  41. Salmons, J. (2010). Online Interviews in Real Time. Thousand Oaks, CA: SAGE.Google Scholar
  42. Schuler, D. (1996). New Community Networks: Wired for Change. New York: ACM Press.Google Scholar
  43. Silvio, J. (1999). Las Comunidades Virtuales como conductoras del aprendizaje permanente. Retrieved from
  44. Spiggle, S. (1994, December). Analysis and Interpretation of Qualitative Data in Consumer Research. Journal of Consumer Research, 21, 491–503.CrossRefGoogle Scholar
  45. Stanoevska-Slabva, K. (2002). Toward a Community-Oriented Design of Internet Platforms. International Journal of Electronic Commerce, 6(3), 71–95.CrossRefGoogle Scholar
  46. Strauss, A., & Corbin, J. (1990). Basics of Qualitative Research: Grounded Theory Procedure and Techniques. Newbury Park, London: Sage.Google Scholar
  47. Tennison, J. (1999). Living Ontologies: Collaborative Knowledge Structuring on the Internet. Nottingham: University of Nottingham.Google Scholar
  48. Torgusson, C. (2016). Connecting Islands with Technology. January 13, 2016, World Development Report: Digital Dividends, Retrieved from World Bank Website:
  49. United Nations. (2004). Global E-Government Readiness Report. New York: United Nations.Google Scholar
  50. UNITED NATIONS ECONOMIC AND SOCIAL COUNCIL – ECOSOC. Challenges for Education with Equity in Latin America and the Caribbean. Reunião Preparatória Regional de 2011, Revisão Ministerial Anual do Conselho Econômico e Social das Nações Unidas ECOSOC – AMR, Buenos Aires, May 12, 2011.Google Scholar
  51. Wellman, B., & Gulia, M. (1999). Virtual Communities as Communties. In A. Smith & P. Kollock (Eds.), Communities in Cyberspace (pp. 167–194). London: Routledge.Google Scholar
  52. Wicker, A. W. (1987). Behavior Settings Reconsidered: Temporal Stages, Resources, Internal Dynamics, Context. In D. Stokols & I. Altman (Eds.), Handbook of Environmental Psychology (pp. 613–653). New York: John Wiley & Sons.Google Scholar
  53. Whittaker, S., Terveen, L., Hill, W., & Cherny, L. (1998). The Dynamics of Mass Interaction. In Proceedings of the ACM Conference on Computer Supported Cooperative Work, 257–264.Google Scholar

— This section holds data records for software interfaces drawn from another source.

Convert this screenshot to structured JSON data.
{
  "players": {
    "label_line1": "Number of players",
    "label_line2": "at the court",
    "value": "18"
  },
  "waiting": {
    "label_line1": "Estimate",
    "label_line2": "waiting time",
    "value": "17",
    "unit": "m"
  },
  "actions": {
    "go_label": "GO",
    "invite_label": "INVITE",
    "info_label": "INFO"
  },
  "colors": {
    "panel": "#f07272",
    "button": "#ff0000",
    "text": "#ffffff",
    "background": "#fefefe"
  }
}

Copyright information

© The Author(s) 2018

Authors and Affiliations

  • Roger Caruth
    • 1
  1. 1.Annenberg School of CommunicationUniversity of PennsylvaniaPhiladelphiaUSA

Personalised recommendations